Ever since Peter Shumlin described his plan for a single payer healthcare system run by an elite board of five, Vermonters have been wondering who will get picked to join the “Jedi Counsel” (or the “Politburo” depending upon your perspective). Shumlin has often repeated his intention to find “really smart people,” the best people in the world, to run this system and make it a success where all other attempts have admittedly failed.
However, there is a good chance that this grand, world-wide search for the best possible talent will never get beyond the governor’s offices on the Fifth Floor of the Pavillion building, at least as far as the chairmanship goes. Anya Rader Wallack, special assistant to the governor on healthcare, has applied for the job. The question is, will Shumlin have the chutzpah to appoint his own staff person to a position that Wallack herself once described as something that should be, “independent, apolitical, but allows people to see what’s going on in the process.” . http://www.wcax.com/story/13955187/ycqm-anya-rader-wallack-jan-23-2011?redirected=true
Rep. Vicki Strong (R-Albany) sat on the Green Mountain Care nominating committee. She described Wallack as, “Very qualified and very knowledgeable, but in my mind, what is that saying?… Already there is skepticism of these five people who are going to change healthcare for our state. What is this saying about our state? Is this just all politics? We need a credible board to have [Green Mountain Care] be believable.”
Indeed, it seems a stretch to believe Wallack could be a voice independent from the governor, divorced from his political agenda. The relationship that exists between the governor and an aide belies transparency.
Strong confirmed that Wallack was one of the twenty-two applicants forwarded by the Nomination Committee to the governor for consideration. “Yes, she was. And it was pretty much taken for granted that that would be the case.” Strong hoped there would have been more of an objection raised by the committee (the nine members of which were chosen by the Governor, the Speaker of the House, and the Senate President Pro Tem). “Senator [Claire] Ayre (D-Addison) did also echo my concern about Anya, but otherwise everyone else was fine with it and thought it was great.”
The deadlines the Nomination Committee also call into question how serious the search was. “It was a short window of opportunity for anyone who wanted to apply,” said Strong. “From the time we advertised to the deadline for applications was just about three weeks.” The national search did not attract many people from out of state.

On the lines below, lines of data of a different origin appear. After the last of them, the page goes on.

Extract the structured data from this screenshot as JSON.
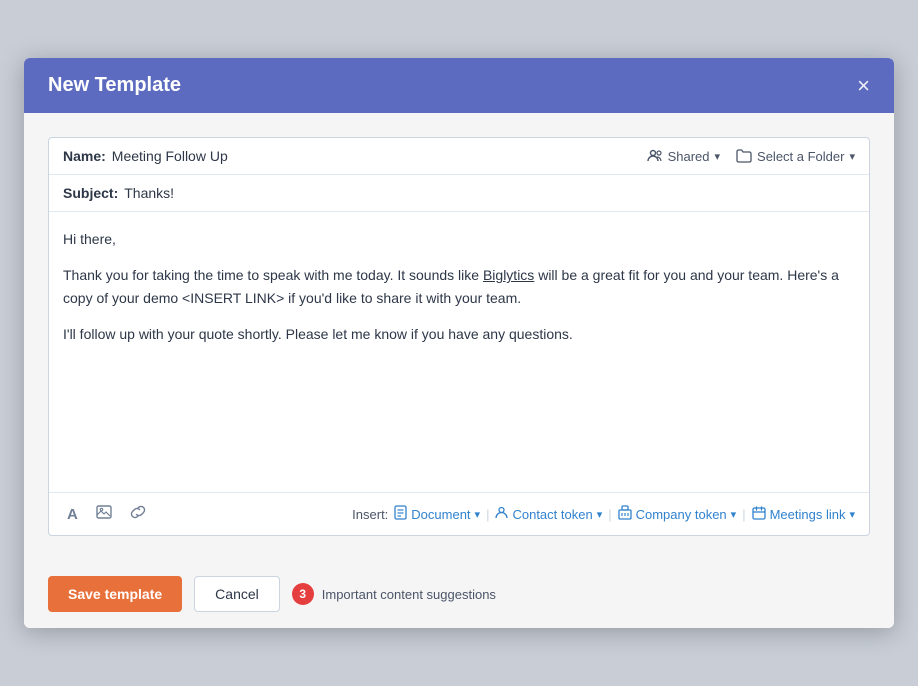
{
  "modal": {
    "title": "New Template",
    "close_label": "×"
  },
  "name_row": {
    "label": "Name:",
    "value": "Meeting Follow Up",
    "shared_label": "Shared",
    "folder_label": "Select a Folder"
  },
  "subject_row": {
    "label": "Subject:",
    "value": "Thanks!"
  },
  "body": {
    "line1": "Hi there,",
    "line2": "Thank you for taking the time to speak with me today. It sounds like Biglytics will be a great fit for you and your team. Here's a copy of your demo <INSERT LINK> if you'd like to share it with your team.",
    "line3": "I'll follow up with your quote shortly. Please let me know if you have any questions."
  },
  "toolbar": {
    "insert_label": "Insert:",
    "document_label": "Document",
    "contact_token_label": "Contact token",
    "company_token_label": "Company token",
    "meetings_link_label": "Meetings link"
  },
  "footer": {
    "save_label": "Save template",
    "cancel_label": "Cancel",
    "badge_count": "3",
    "suggestions_label": "Important content suggestions"
  },
  "icons": {
    "close": "✕",
    "font": "A",
    "image": "🖼",
    "link": "🔗",
    "people": "👥",
    "folder": "🗂",
    "document": "📄",
    "person": "👤",
    "building": "🏢",
    "calendar": "📅",
    "chevron": "▾"
  }
}
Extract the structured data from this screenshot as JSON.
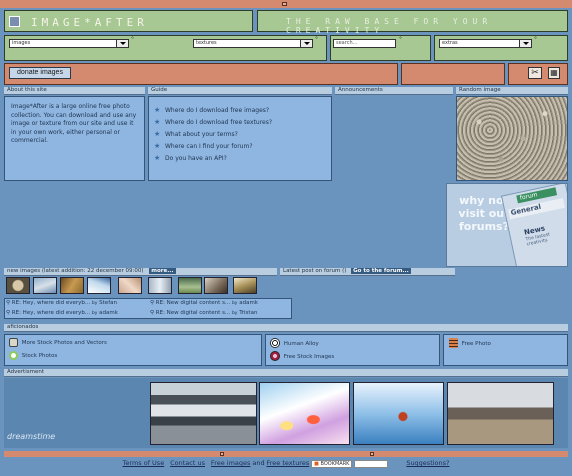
{
  "header": {
    "logo_text": "IMAGE*AFTER",
    "tagline": "THE RAW BASE FOR YOUR CREATIVITY"
  },
  "selectors": [
    {
      "value": "images"
    },
    {
      "value": "textures"
    },
    {
      "value": "search..."
    },
    {
      "value": "extras"
    }
  ],
  "toolbar": {
    "donate_label": "donate images"
  },
  "sections": {
    "about": "About this site",
    "guide": "Guide",
    "announcements": "Announcements",
    "random": "Random image",
    "new_images": "new images (latest addition: 22 december 09:00)",
    "more": "more...",
    "forum_latest": "Latest post on forum ()",
    "go_forum": "Go to the forum...",
    "aficionados": "aficionados",
    "advert": "Advertisment"
  },
  "about_text": "Image*After is a large online free photo collection. You can download and use any image or texture from our site and use it in your own work, either personal or commercial.",
  "guide_items": [
    "Where do I download free images?",
    "Where do I download free textures?",
    "What about your terms?",
    "Where can I find your forum?",
    "Do you have an API?"
  ],
  "forum_ad": {
    "text": "why not visit our forums?",
    "tab1": "forum",
    "tab2": "General",
    "tab3": "News",
    "tab3_sub": "The lastest creativity."
  },
  "posts": [
    {
      "title": "RE: Hey, where did everyb...",
      "by": "by",
      "author": "Stefan"
    },
    {
      "title": "RE: New digital content s...",
      "by": "by",
      "author": "adamk"
    },
    {
      "title": "RE: Hey, where did everyb...",
      "by": "by",
      "author": "adamk"
    },
    {
      "title": "RE: New digital content s...",
      "by": "by",
      "author": "Tristan"
    }
  ],
  "aficionados": [
    {
      "label": "More Stock Photos and Vectors",
      "icon": "camera-icon",
      "color": "#d8d8c8"
    },
    {
      "label": "Stock Photos",
      "icon": "ring-icon",
      "color": "#8ccd5a"
    },
    {
      "label": "Human Alloy",
      "icon": "target-icon",
      "color": "#222222"
    },
    {
      "label": "Free Stock Images",
      "icon": "aperture-icon",
      "color": "#a02040"
    },
    {
      "label": "Free Photo",
      "icon": "film-icon",
      "color": "#d6804a"
    }
  ],
  "ad": {
    "brand": "dreamstime"
  },
  "footer": {
    "terms": "Terms of Use",
    "contact": "Contact us",
    "free_images": "Free images",
    "and": "and",
    "free_textures": "Free textures",
    "bookmark": "BOOKMARK",
    "suggestions": "Suggestions?"
  },
  "colors": {
    "page_bg": "#6a93bd",
    "panel": "#8fb6e0",
    "header_green": "#a7c793",
    "accent_salmon": "#d48a6e"
  }
}
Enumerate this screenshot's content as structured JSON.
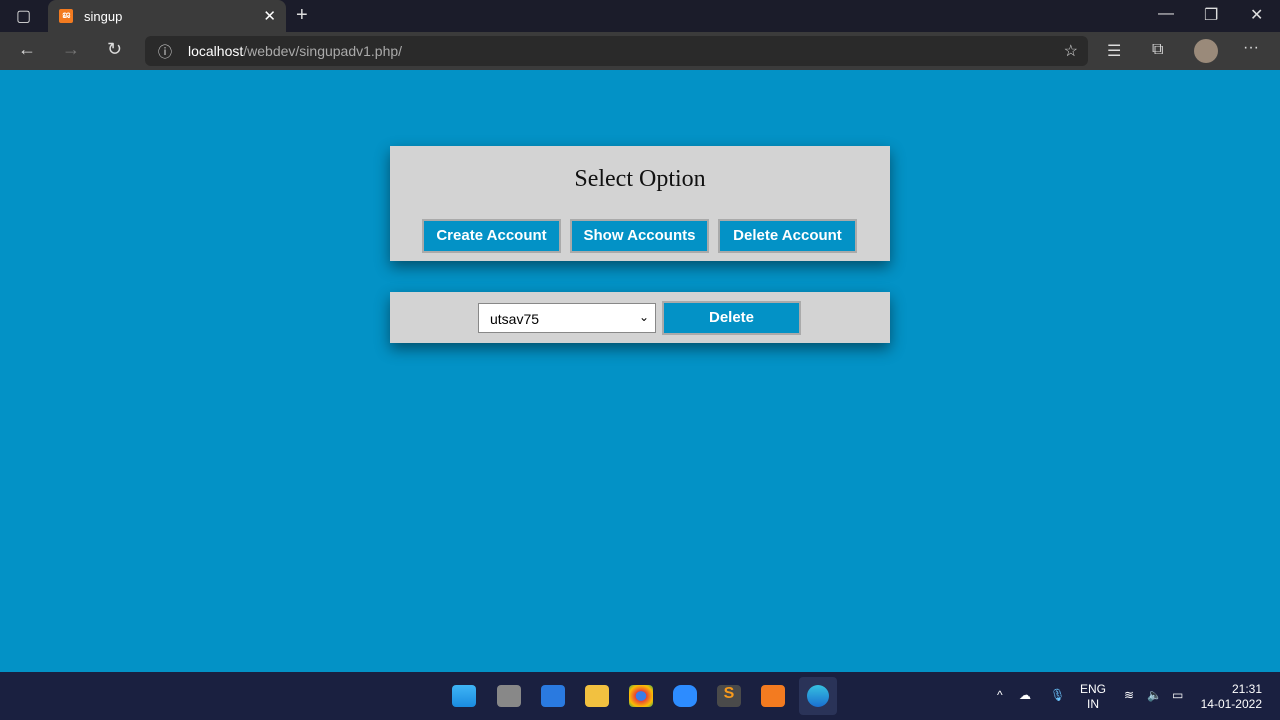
{
  "browser": {
    "tab_title": "singup",
    "url_host": "localhost",
    "url_path": "/webdev/singupadv1.php/"
  },
  "panel": {
    "title": "Select Option",
    "buttons": [
      "Create Account",
      "Show Accounts",
      "Delete Account"
    ]
  },
  "delete_form": {
    "selected_user": "utsav75",
    "delete_label": "Delete"
  },
  "taskbar": {
    "lang": "ENG",
    "region": "IN",
    "time": "21:31",
    "date": "14-01-2022",
    "apps": [
      "start",
      "task-view",
      "widgets",
      "file-explorer",
      "chrome",
      "zoom",
      "sublime-text",
      "xampp",
      "edge"
    ]
  },
  "colors": {
    "background": "#0392c6",
    "panel": "#d3d3d3"
  }
}
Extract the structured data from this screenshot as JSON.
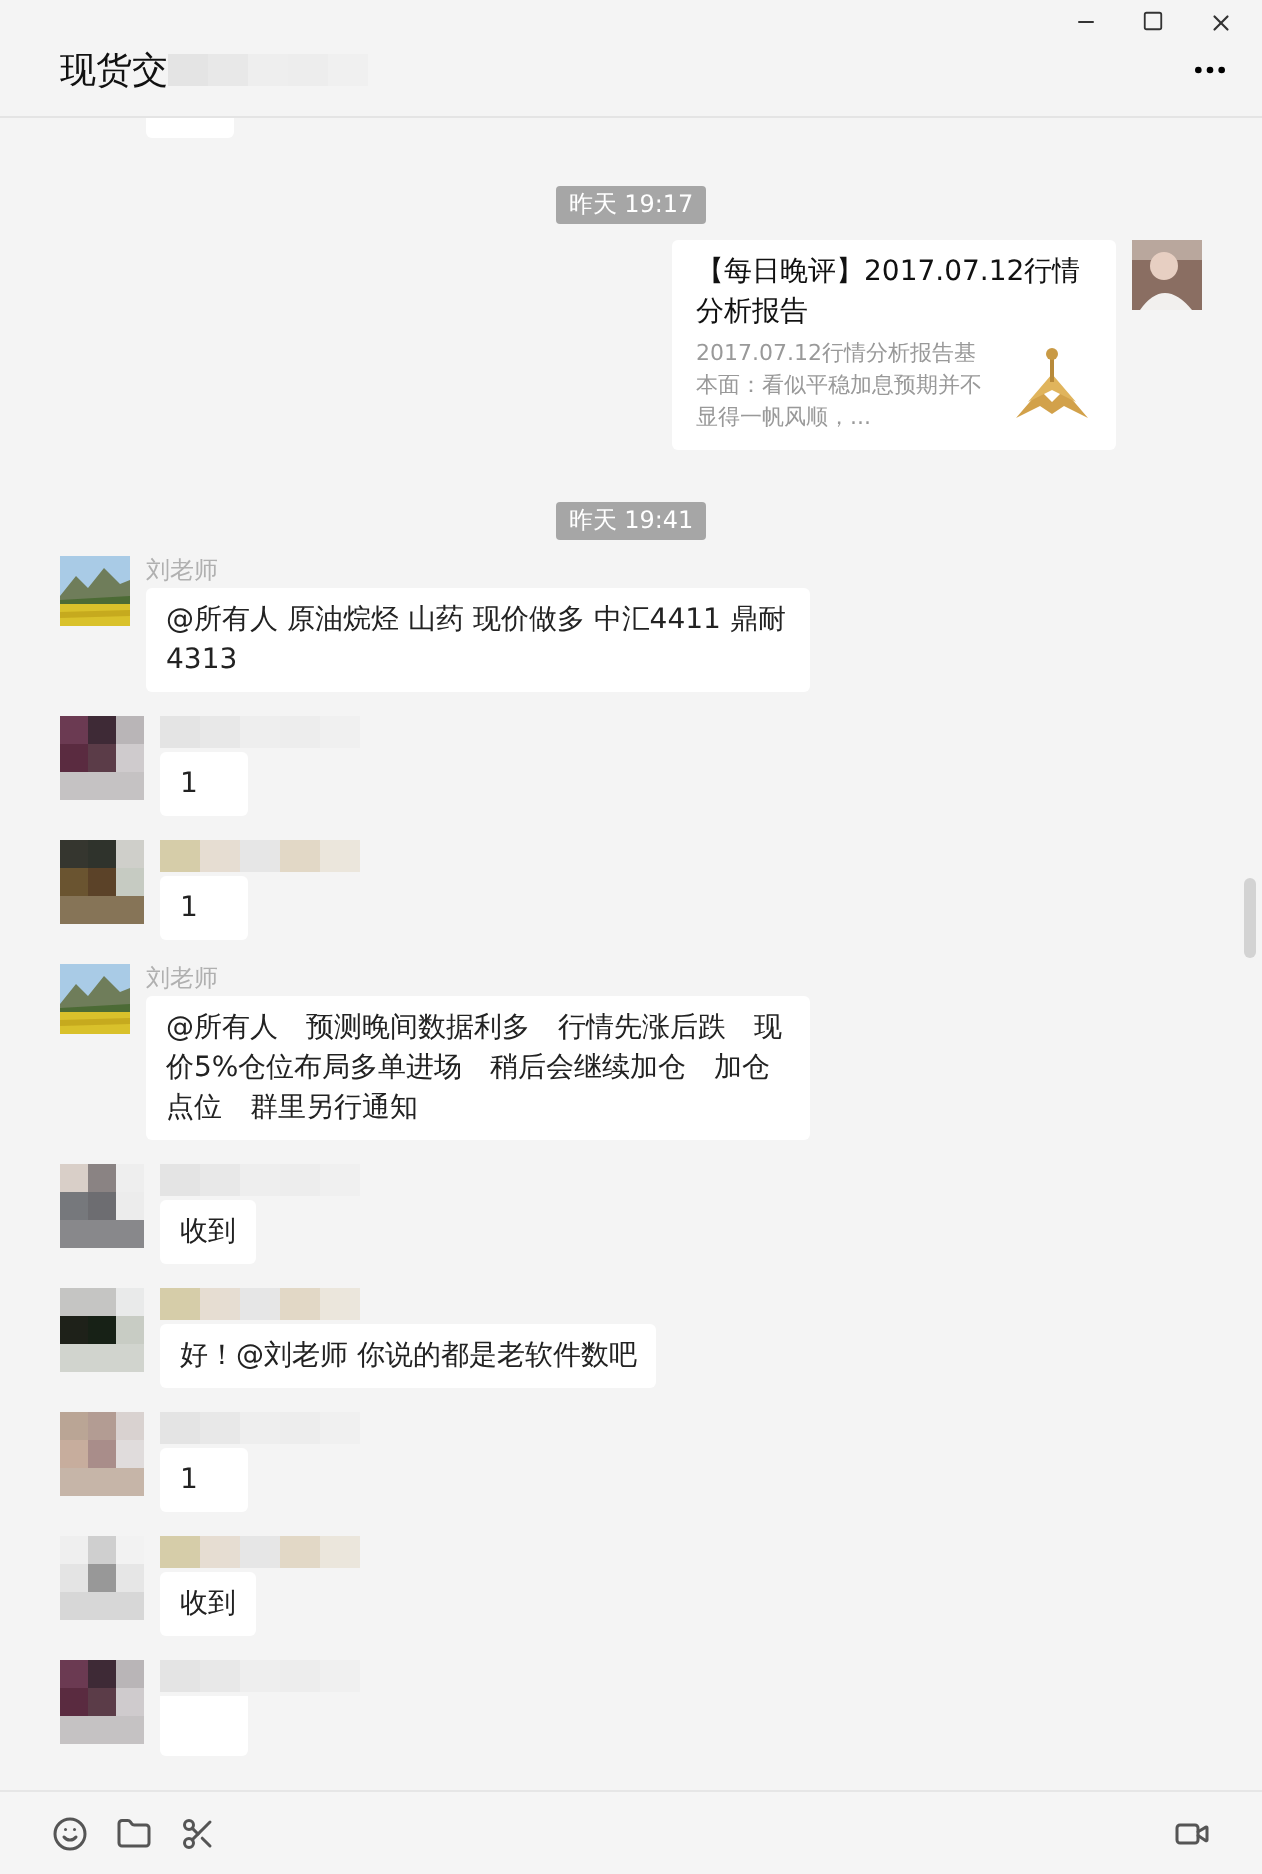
{
  "window": {
    "title": "现货交"
  },
  "messages": [
    {
      "kind": "stub"
    },
    {
      "kind": "time",
      "text": "昨天 19:17"
    },
    {
      "kind": "article",
      "title": "【每日晚评】2017.07.12行情分析报告",
      "summary": "2017.07.12行情分析报告基本面：看似平稳加息预期并不显得一帆风顺，..."
    },
    {
      "kind": "time",
      "text": "昨天 19:41"
    },
    {
      "kind": "text",
      "sender": "刘老师",
      "text": "@所有人 原油烷烃 山药 现价做多  中汇4411  鼎耐4313"
    },
    {
      "kind": "text",
      "text": "1"
    },
    {
      "kind": "text",
      "text": "1"
    },
    {
      "kind": "text",
      "sender": "刘老师",
      "text": "@所有人　预测晚间数据利多　行情先涨后跌　现价5%仓位布局多单进场　稍后会继续加仓　加仓点位　群里另行通知"
    },
    {
      "kind": "text",
      "text": "收到"
    },
    {
      "kind": "text",
      "text": "好！@刘老师 你说的都是老软件数吧"
    },
    {
      "kind": "text",
      "text": "1"
    },
    {
      "kind": "text",
      "text": "收到"
    },
    {
      "kind": "cut"
    }
  ]
}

Strong described going through the 120 or so resumes as like speed dating. “You read these resumes, look at the gist of what they’re saying. They’re quite intensive resumes, so it was a long process for them to apply. But, we went through it ‘speed dating.'” Interviews with applicants only lasted 30 to 40 minutes for a job reforming and managing a $5 billion plus healthcare system. “So, I felt it was rather fast. Maybe somewhat inappropriately so to really get the top people we would like to see on this life changing healthcare reform board.”
Asked why she thought the process was so rushed, Strong said, “To tell you the truth, I think it was because the governor wanted these names in by the first week in August so he could start his process of interviewing and make his picks. I believe he’s going on vacation, and he wanted to have these names in by the time he was leaving.”
Another possibility is that Shumlin always intended for Wallack to run the board, and the other four members have already been determined. All this other stuff is a theatrical formality.